Now you know why it’s important to keep your count well above 200! To keep it up, you need to:

  • eat a healthy diet – it doesn’t have to be expensive, just include protein, fresh fruit and vegetables, avoid too much junk food and don’t skip meals
  • exercise regularly
  • have a good support structure for when you’re feeling down
  • get regular check-ups with your doctor!
  • keep taking your ARVs once your doctor prescribes them.

Things to remember

Regular check-ups with your doctor or clinic are truly important as they need to monitor your cell count and adjust your treatment if needed. The latest guidelines show that HIV+ people should have their cell count tested every 3-6 months.

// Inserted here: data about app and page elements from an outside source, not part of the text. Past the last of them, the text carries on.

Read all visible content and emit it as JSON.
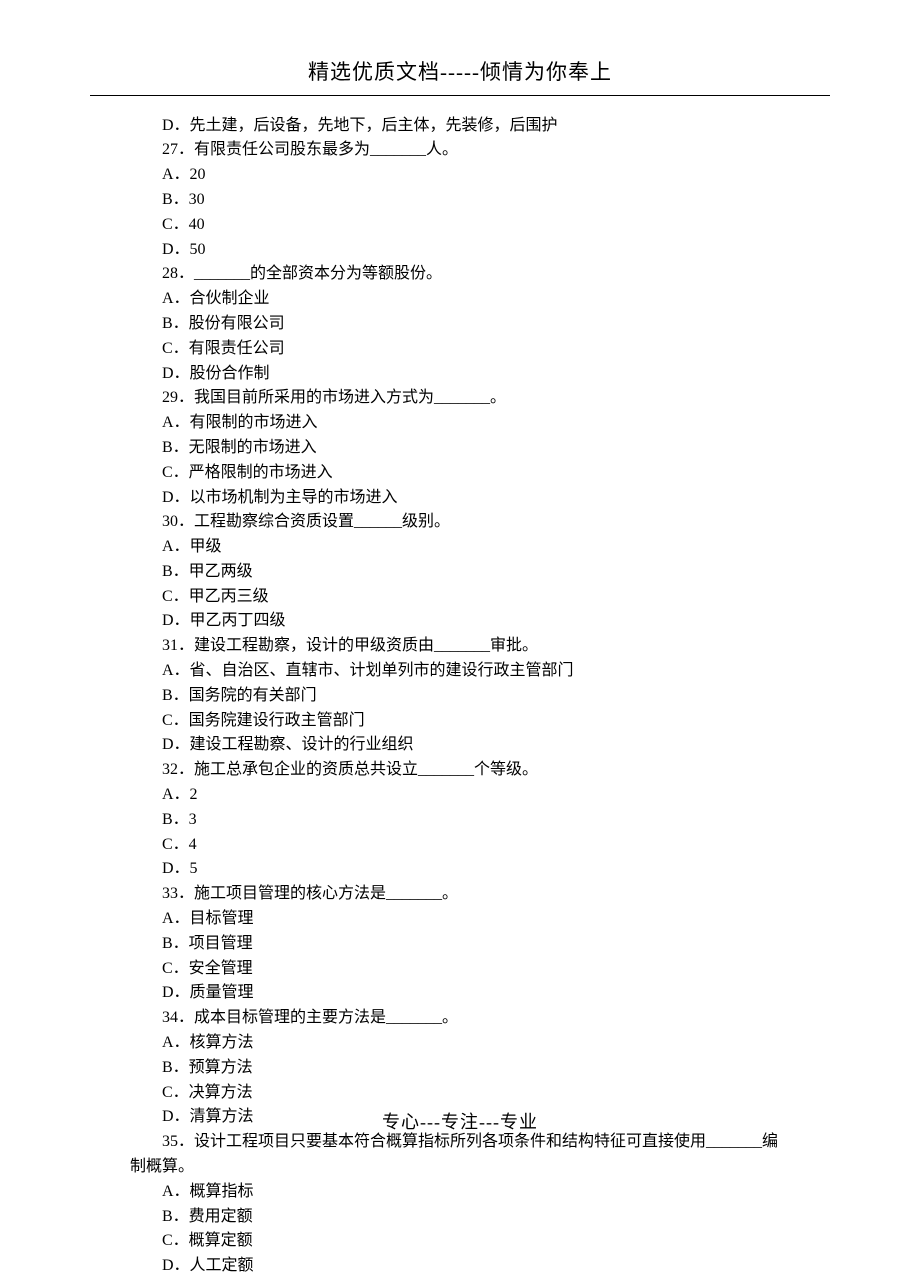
{
  "header": "精选优质文档-----倾情为你奉上",
  "footer": "专心---专注---专业",
  "lines": [
    {
      "cls": "indent",
      "text": "D．先土建，后设备，先地下，后主体，先装修，后围护"
    },
    {
      "cls": "indent",
      "text": "27．有限责任公司股东最多为_______人。"
    },
    {
      "cls": "indent",
      "text": "A．20"
    },
    {
      "cls": "indent",
      "text": "B．30"
    },
    {
      "cls": "indent",
      "text": "C．40"
    },
    {
      "cls": "indent",
      "text": "D．50"
    },
    {
      "cls": "indent",
      "text": "28．_______的全部资本分为等额股份。"
    },
    {
      "cls": "indent",
      "text": "A．合伙制企业"
    },
    {
      "cls": "indent",
      "text": "B．股份有限公司"
    },
    {
      "cls": "indent",
      "text": "C．有限责任公司"
    },
    {
      "cls": "indent",
      "text": "D．股份合作制"
    },
    {
      "cls": "indent",
      "text": "29．我国目前所采用的市场进入方式为_______。"
    },
    {
      "cls": "indent",
      "text": "A．有限制的市场进入"
    },
    {
      "cls": "indent",
      "text": "B．无限制的市场进入"
    },
    {
      "cls": "indent",
      "text": "C．严格限制的市场进入"
    },
    {
      "cls": "indent",
      "text": "D．以市场机制为主导的市场进入"
    },
    {
      "cls": "indent",
      "text": "30．工程勘察综合资质设置______级别。"
    },
    {
      "cls": "indent",
      "text": "A．甲级"
    },
    {
      "cls": "indent",
      "text": "B．甲乙两级"
    },
    {
      "cls": "indent",
      "text": "C．甲乙丙三级"
    },
    {
      "cls": "indent",
      "text": "D．甲乙丙丁四级"
    },
    {
      "cls": "indent",
      "text": "31．建设工程勘察，设计的甲级资质由_______审批。"
    },
    {
      "cls": "indent",
      "text": "A．省、自治区、直辖市、计划单列市的建设行政主管部门"
    },
    {
      "cls": "indent",
      "text": "B．国务院的有关部门"
    },
    {
      "cls": "indent",
      "text": "C．国务院建设行政主管部门"
    },
    {
      "cls": "indent",
      "text": "D．建设工程勘察、设计的行业组织"
    },
    {
      "cls": "indent",
      "text": "32．施工总承包企业的资质总共设立_______个等级。"
    },
    {
      "cls": "indent",
      "text": "A．2"
    },
    {
      "cls": "indent",
      "text": "B．3"
    },
    {
      "cls": "indent",
      "text": "C．4"
    },
    {
      "cls": "indent",
      "text": "D．5"
    },
    {
      "cls": "indent",
      "text": "33．施工项目管理的核心方法是_______。"
    },
    {
      "cls": "indent",
      "text": "A．目标管理"
    },
    {
      "cls": "indent",
      "text": "B．项目管理"
    },
    {
      "cls": "indent",
      "text": "C．安全管理"
    },
    {
      "cls": "indent",
      "text": "D．质量管理"
    },
    {
      "cls": "indent",
      "text": "34．成本目标管理的主要方法是_______。"
    },
    {
      "cls": "indent",
      "text": "A．核算方法"
    },
    {
      "cls": "indent",
      "text": "B．预算方法"
    },
    {
      "cls": "indent",
      "text": "C．决算方法"
    },
    {
      "cls": "indent",
      "text": "D．清算方法"
    },
    {
      "cls": "indent",
      "text": "35．设计工程项目只要基本符合概算指标所列各项条件和结构特征可直接使用_______编"
    },
    {
      "cls": "no-indent",
      "text": "制概算。"
    },
    {
      "cls": "indent",
      "text": "A．概算指标"
    },
    {
      "cls": "indent",
      "text": "B．费用定额"
    },
    {
      "cls": "indent",
      "text": "C．概算定额"
    },
    {
      "cls": "indent",
      "text": "D．人工定额"
    }
  ]
}
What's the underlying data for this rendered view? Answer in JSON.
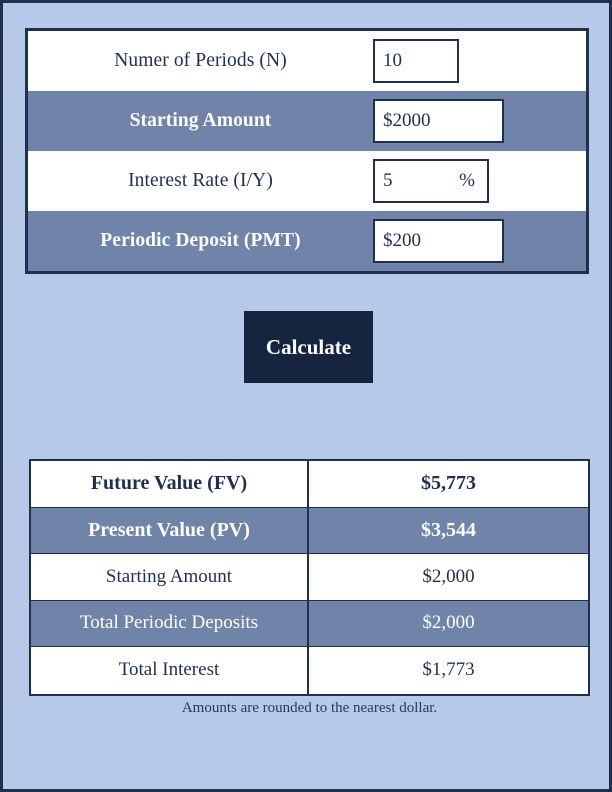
{
  "inputs": {
    "rows": [
      {
        "label": "Numer of Periods (N)",
        "value": "10",
        "suffix": "",
        "box": "w-periods"
      },
      {
        "label": "Starting Amount",
        "value": "$2000",
        "suffix": "",
        "box": "w-amount"
      },
      {
        "label": "Interest Rate (I/Y)",
        "value": "5",
        "suffix": "%",
        "box": "w-rate"
      },
      {
        "label": "Periodic Deposit (PMT)",
        "value": "$200",
        "suffix": "",
        "box": "w-pmt"
      }
    ]
  },
  "actions": {
    "calculate_label": "Calculate"
  },
  "results": {
    "rows": [
      {
        "label": "Future Value (FV)",
        "value": "$5,773"
      },
      {
        "label": "Present Value (PV)",
        "value": "$3,544"
      },
      {
        "label": "Starting Amount",
        "value": "$2,000"
      },
      {
        "label": "Total Periodic Deposits",
        "value": "$2,000"
      },
      {
        "label": "Total Interest",
        "value": "$1,773"
      }
    ]
  },
  "footnote": {
    "text": "Amounts are rounded to the nearest dollar."
  },
  "colors": {
    "page_background": "#b6c9e8",
    "border": "#1f2f4d",
    "stripe": "#6f84a8",
    "button_background": "#152540",
    "button_text": "#ffffff"
  }
}
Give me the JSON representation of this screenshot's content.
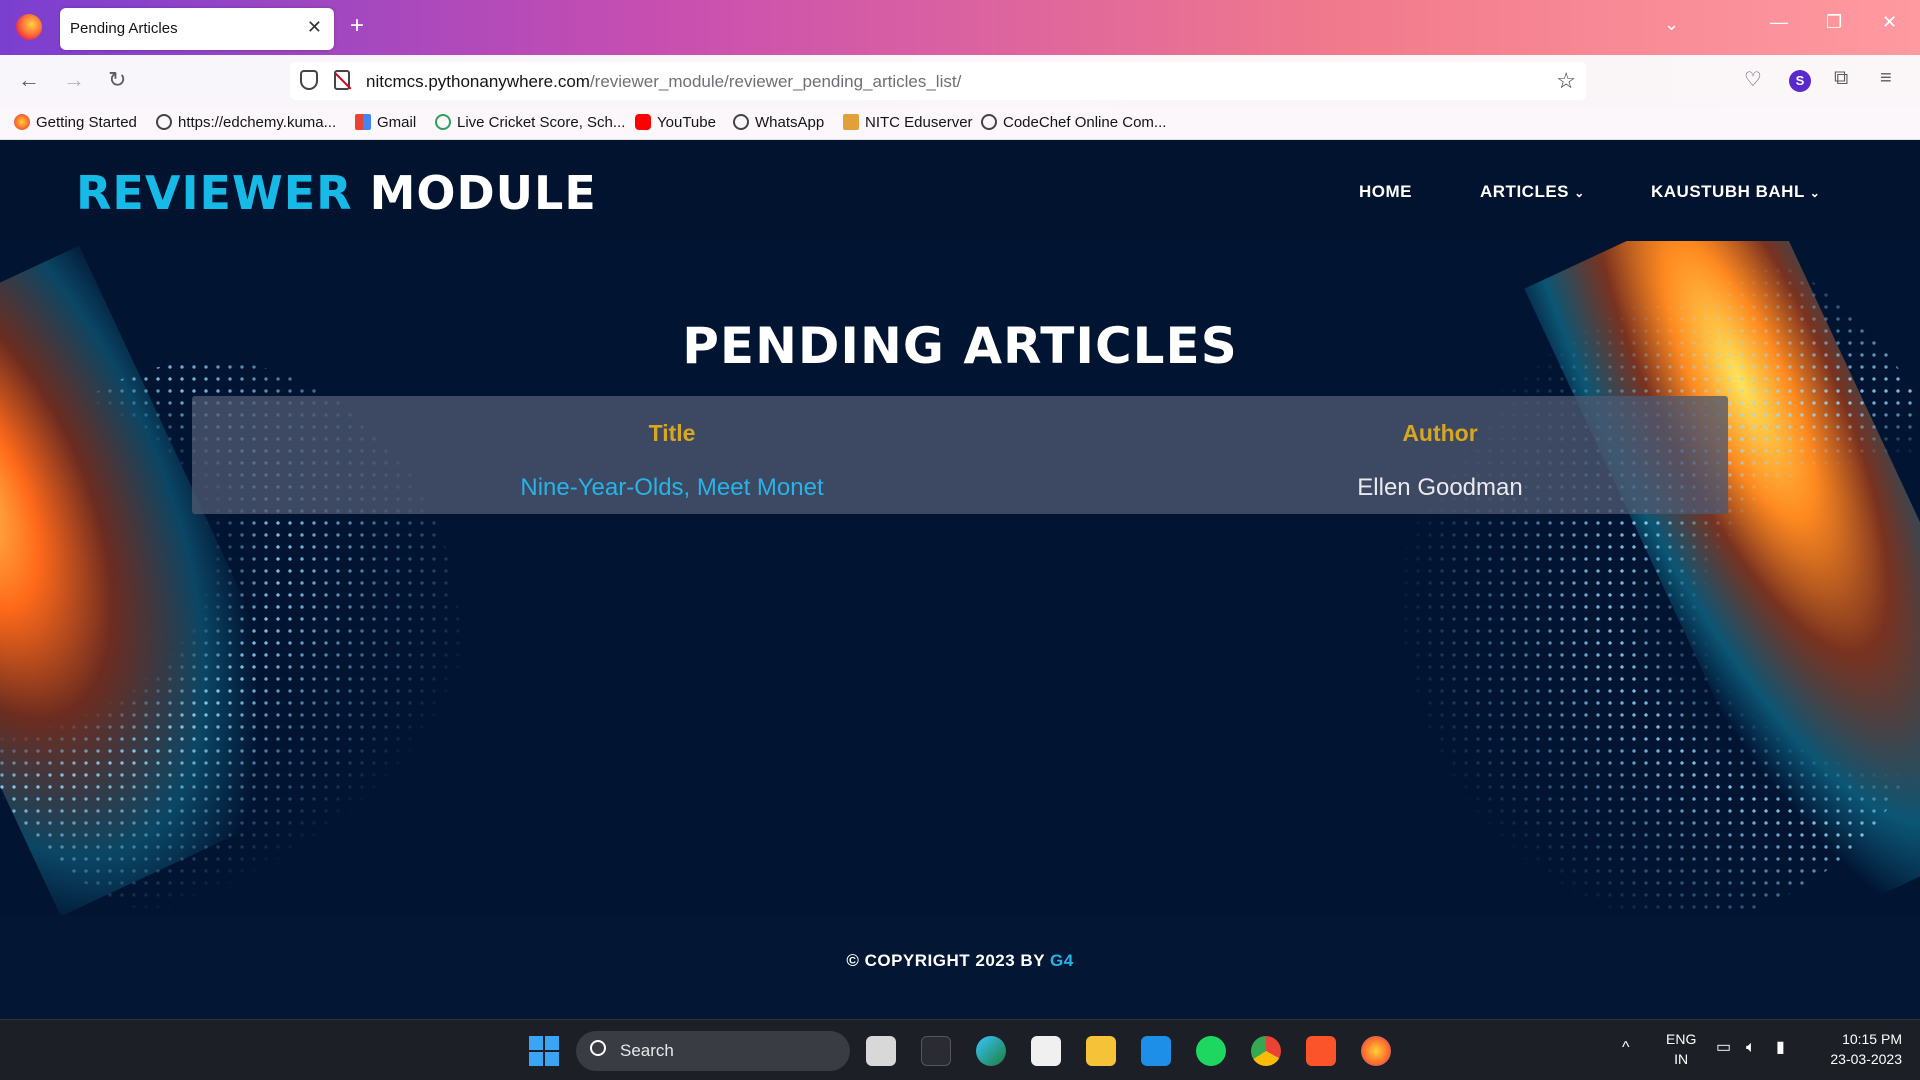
{
  "browser": {
    "tab_title": "Pending Articles",
    "url_host": "nitcmcs.pythonanywhere.com",
    "url_path": "/reviewer_module/reviewer_pending_articles_list/",
    "profile_initial": "S",
    "bookmarks": [
      {
        "label": "Getting Started",
        "icon": "firefox-icon"
      },
      {
        "label": "https://edchemy.kuma...",
        "icon": "globe-icon"
      },
      {
        "label": "Gmail",
        "icon": "gmail-icon"
      },
      {
        "label": "Live Cricket Score, Sch...",
        "icon": "cricbuzz-icon"
      },
      {
        "label": "YouTube",
        "icon": "youtube-icon"
      },
      {
        "label": "WhatsApp",
        "icon": "globe-icon"
      },
      {
        "label": "NITC Eduserver",
        "icon": "nitc-icon"
      },
      {
        "label": "CodeChef Online Com...",
        "icon": "globe-icon"
      }
    ]
  },
  "site": {
    "brand_accent": "REVIEWER",
    "brand_rest": "MODULE",
    "nav": {
      "home": "HOME",
      "articles": "ARTICLES",
      "user": "KAUSTUBH BAHL"
    },
    "page_title": "PENDING ARTICLES",
    "table": {
      "headers": {
        "title": "Title",
        "author": "Author"
      },
      "rows": [
        {
          "title": "Nine-Year-Olds, Meet Monet",
          "author": "Ellen Goodman"
        }
      ]
    },
    "footer": {
      "text": "© COPYRIGHT 2023 BY",
      "link": "G4"
    },
    "colors": {
      "accent": "#17b9e6",
      "header_gold": "#d7a722",
      "background": "#011432"
    }
  },
  "taskbar": {
    "search_label": "Search",
    "lang": "ENG",
    "region": "IN",
    "time": "10:15 PM",
    "date": "23-03-2023"
  }
}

Most importantly, finding out you have HIV shouldn’t bring you down. The news may be devastating at first, but know that with modern medicine you can live a healthy life. Our doctors are also just a message away. Subscribe to our Hello Doctor service if you need some advice, or even another person to talk to.

Source: Aids.gov, WedMD, aidsmap, bhiva